England’s Office for Students has warned that it may have to cut funding for universities when it takes on responsibility for supporting new entrants to the sector.
Guidance issued by the new regulator says that it expects more providers to be eligible for public funding when it takes on its full powers next August. Any institution that joins the approved (fee cap) registration category will be entitled to apply for teaching grants and other support.
The OfS says that it is planning a “fundamental review” of its funding arrangements, alongside the Augar review of student finance in England, but that, in the meantime, in 2019-20 it will aim “to treat all eligible higher education providers consistently, including those that we have not been empowered to fund for 2018-19”.
“We will continue to apply existing funding methods until our review is complete, but will decide each year the balance of funding between different elements of grant to reflect the funding available to us and our priorities,” the OfS says. “This is likely to include changes to grant rates, but could also include changes to eligibility criteria for, or even discontinuation of, particular funding allocations, if this enables us to best prioritise within a constrained total budget.”
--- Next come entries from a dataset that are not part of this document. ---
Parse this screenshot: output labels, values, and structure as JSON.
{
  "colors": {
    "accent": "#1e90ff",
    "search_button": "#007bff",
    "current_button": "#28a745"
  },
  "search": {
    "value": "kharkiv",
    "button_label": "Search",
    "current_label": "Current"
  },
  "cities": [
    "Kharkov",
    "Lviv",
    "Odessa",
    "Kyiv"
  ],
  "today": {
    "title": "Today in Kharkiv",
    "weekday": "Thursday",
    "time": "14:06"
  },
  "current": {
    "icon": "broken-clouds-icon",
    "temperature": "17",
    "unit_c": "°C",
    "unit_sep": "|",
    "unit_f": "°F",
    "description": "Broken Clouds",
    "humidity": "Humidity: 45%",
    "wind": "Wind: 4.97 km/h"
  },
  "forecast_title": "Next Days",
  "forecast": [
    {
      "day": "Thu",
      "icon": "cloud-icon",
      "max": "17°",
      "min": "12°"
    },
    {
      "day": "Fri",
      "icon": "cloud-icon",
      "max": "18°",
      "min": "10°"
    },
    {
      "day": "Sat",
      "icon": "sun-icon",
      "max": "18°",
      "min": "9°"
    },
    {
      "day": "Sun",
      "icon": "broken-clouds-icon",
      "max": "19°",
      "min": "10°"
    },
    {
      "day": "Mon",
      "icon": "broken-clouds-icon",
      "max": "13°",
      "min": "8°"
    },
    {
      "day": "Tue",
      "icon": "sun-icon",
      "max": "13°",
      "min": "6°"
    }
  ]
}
The OfS guidance reveals that it is preparing to fund providers that do “not have any” students on recognised higher education courses at the moment. To determine their allocation, each of these institutions will be asked to provide “a forecast of the student numbers it expects to recruit for 2019-20”.
A paper considered by the OfS’ board in March sheds more light on the proposals, revealing that the OfS has initiated reviews of the National Collaborative Outreach Programme, which funds widening participation activities, and the student premium, which provides a higher level of funding to providers that enrol larger numbers of students who are considered to be at greater risk of dropping out.
The paper says that the reviews will aim to ensure that support “is aligned with the OfS strategy and appropriate to the more diverse set of providers we expect to become eligible for funding” in 2019-20, and that the organisation’s “approach to regulatory pressure through access and participation plans and transparency data, and our support through funding, are mutually supportive”.
“We expect that we will have to fund additional providers from 2019-20 (those not currently funded but that will be eligible approved fee cap providers on the register) which will require us to carefully consider our funding priorities if no additional funding is provided by [the Department for Education],” the paper says.
Although the majority of English providers’ teaching income now comes from tuition fees, grant funding still makes up a significant proportion of revenue at some institutions.
However, it may be some time before funding arrangements are finalised. The OfS guidance says that its grants will need to reflect the outcomes of the Augar review, but these are not expected to be available until early 2019.